name expresses figuratively, the other does literally. These pastors and teachers are called bishops and elders, and in the New Testament; these two names, bishop and elder, are perfectly identified. Thus Paul enjoins the presbyters or elders of Ephesus, "to feed the church of God over which the Holy Ghost had made them bishops." Acts xx. 17–28. The office of a presbyter and bishop, is one and the same office. Titus i. 5. Hence Titus is directed to "ordain in every city presbyters who were to be blameless," for says he, "a bishop must be blameless." 1 Pet. v. 1-2, is equally conclusive "the elders which are among you, I exhort-feed the flock of God-taking the oversight thereof," literally exercising the office, and performing the duties of a bishop over them. Paul and Barnabas made a circuit in company among the churches, ordaining presbyters in the churches they had founded. Acts xiv. 23. Scriptural bishops, therefore, were elders appointed to the pastoral oversight of single congregations; and in the history of the proceedings of the apostles and evangelists, we do not find an instance of a fixed charge assigned to any officer above a presbyter, who was called pastor or teacher merely from the nature of his employments. Pastor and teacher, are so connected with the "work of the ministry," (Eph. iv. 11.) which is to be continued in the church to the end of the world, for the perfecting of the body of Christ, that it is. evident, that they, and they only, were to constitute the ordinary and permanent ministry of the church. These the apostles invested not with their own extraordinary official powers, but with the ordinary powers of dispensing the word and sacraments, and exercising acts of government and discipline, and which ordinary powers were to be transmitted in constant succession. Pastors, associated with a class of elders who do not "labour in word and doctrine," but only rule, constitute tribunals of different grades, which have cognisance of all the spiritual affairs of churches, relating to matters of discipline and government, whilst the pastors themselves, are separated to the work of publicly expounding the word of God, dispensing all ordinances, catechising and pastoral visitation.

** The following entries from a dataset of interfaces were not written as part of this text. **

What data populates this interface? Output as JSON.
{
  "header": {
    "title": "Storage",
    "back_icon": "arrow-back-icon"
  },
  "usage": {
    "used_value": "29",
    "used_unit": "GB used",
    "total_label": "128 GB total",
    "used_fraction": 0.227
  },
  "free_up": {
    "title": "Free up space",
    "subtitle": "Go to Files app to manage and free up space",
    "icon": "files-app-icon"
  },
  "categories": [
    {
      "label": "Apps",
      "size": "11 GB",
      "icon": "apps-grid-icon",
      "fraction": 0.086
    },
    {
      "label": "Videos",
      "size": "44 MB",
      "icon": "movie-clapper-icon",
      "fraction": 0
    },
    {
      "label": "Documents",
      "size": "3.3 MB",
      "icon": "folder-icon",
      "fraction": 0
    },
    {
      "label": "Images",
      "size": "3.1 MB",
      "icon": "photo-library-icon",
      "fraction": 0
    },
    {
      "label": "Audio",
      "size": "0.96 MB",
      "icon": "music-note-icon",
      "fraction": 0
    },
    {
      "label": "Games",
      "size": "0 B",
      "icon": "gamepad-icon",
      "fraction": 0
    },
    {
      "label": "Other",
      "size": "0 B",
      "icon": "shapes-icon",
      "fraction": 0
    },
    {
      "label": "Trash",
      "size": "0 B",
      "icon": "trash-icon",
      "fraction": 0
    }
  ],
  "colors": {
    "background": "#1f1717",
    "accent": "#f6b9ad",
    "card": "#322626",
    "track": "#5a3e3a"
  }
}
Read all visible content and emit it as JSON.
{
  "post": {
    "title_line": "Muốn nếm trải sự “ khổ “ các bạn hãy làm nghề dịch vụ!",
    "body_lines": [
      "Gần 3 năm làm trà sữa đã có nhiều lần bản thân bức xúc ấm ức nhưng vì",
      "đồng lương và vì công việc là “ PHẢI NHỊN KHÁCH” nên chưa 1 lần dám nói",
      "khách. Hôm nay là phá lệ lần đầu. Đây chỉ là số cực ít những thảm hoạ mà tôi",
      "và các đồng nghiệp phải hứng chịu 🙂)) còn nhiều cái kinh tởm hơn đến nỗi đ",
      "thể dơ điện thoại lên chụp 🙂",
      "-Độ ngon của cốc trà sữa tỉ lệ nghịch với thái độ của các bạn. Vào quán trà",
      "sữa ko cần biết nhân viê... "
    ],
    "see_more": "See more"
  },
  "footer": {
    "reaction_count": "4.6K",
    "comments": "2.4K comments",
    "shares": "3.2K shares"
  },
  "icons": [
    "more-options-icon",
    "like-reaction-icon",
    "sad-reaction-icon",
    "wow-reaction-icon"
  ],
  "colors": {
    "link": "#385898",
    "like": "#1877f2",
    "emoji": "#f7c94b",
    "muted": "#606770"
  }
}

As to the qualifications requisite for this permanent ministry, Paul, in the epistles to Timothy and Titus, has furnished them with written instructions both for their ministerial and personal conduct. And what a rich manual of instructions is contained in those apostolical directions! What a great compass of matter is compressed into a few lines! And with what plainness, deep earnestness, and solemnity does he speak to ministers of their duty! Any comments of ours, would but weaken their force, by injur